Data about app and page elements
----------------
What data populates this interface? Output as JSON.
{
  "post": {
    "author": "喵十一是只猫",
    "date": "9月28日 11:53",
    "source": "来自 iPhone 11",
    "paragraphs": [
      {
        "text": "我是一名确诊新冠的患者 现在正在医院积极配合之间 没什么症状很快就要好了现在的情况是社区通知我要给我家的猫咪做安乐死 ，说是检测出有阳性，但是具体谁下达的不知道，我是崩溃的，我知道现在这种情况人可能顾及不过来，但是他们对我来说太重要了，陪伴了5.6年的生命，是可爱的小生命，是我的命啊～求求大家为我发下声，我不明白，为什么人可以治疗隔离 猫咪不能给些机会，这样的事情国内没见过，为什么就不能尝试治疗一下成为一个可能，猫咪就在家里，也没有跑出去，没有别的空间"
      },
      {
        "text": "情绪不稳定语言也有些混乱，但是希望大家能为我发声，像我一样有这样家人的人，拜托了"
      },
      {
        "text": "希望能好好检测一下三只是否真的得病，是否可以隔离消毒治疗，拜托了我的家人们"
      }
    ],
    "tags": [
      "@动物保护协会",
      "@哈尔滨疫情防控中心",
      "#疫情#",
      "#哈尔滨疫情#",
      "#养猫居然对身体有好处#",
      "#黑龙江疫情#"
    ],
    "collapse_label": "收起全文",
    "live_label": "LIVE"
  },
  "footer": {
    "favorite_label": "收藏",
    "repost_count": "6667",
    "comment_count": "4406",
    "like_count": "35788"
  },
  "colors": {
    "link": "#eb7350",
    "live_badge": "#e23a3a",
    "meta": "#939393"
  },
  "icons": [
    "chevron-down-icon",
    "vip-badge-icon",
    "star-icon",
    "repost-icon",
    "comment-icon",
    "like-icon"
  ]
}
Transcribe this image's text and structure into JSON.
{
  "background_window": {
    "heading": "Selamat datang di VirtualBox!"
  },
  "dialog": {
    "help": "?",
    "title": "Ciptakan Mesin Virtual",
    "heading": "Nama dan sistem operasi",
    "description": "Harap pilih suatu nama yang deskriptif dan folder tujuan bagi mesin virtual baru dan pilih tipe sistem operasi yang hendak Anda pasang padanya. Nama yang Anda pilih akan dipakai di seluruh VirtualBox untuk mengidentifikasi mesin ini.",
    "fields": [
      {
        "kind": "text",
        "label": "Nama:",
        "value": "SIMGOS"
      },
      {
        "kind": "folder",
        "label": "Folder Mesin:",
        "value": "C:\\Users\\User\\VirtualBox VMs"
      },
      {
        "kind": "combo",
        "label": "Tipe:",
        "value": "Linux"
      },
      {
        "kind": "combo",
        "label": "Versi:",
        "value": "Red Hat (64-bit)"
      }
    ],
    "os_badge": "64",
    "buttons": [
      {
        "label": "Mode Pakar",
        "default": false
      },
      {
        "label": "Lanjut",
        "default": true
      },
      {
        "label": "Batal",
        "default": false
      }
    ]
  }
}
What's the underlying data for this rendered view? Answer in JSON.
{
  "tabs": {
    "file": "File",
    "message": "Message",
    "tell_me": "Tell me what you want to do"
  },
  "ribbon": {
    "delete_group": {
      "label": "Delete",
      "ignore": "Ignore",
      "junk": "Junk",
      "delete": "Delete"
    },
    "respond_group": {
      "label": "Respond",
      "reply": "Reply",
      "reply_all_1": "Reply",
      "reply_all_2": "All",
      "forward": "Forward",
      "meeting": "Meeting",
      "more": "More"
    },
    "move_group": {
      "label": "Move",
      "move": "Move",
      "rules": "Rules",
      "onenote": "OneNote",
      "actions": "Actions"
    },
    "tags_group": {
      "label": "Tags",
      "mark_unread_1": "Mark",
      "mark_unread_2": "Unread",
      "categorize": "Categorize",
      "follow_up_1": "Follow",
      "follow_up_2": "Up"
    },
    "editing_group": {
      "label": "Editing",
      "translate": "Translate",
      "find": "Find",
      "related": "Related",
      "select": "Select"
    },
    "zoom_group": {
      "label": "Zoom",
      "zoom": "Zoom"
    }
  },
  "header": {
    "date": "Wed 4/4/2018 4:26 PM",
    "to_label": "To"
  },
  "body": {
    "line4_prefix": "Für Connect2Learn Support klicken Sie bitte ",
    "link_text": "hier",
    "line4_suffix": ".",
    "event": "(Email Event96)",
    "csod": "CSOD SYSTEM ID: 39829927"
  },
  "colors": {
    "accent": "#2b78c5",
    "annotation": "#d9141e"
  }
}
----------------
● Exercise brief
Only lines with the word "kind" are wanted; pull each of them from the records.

● Answer to this problem
        "kind": "text",
        "kind": "folder",
        "kind": "combo",
        "kind": "combo",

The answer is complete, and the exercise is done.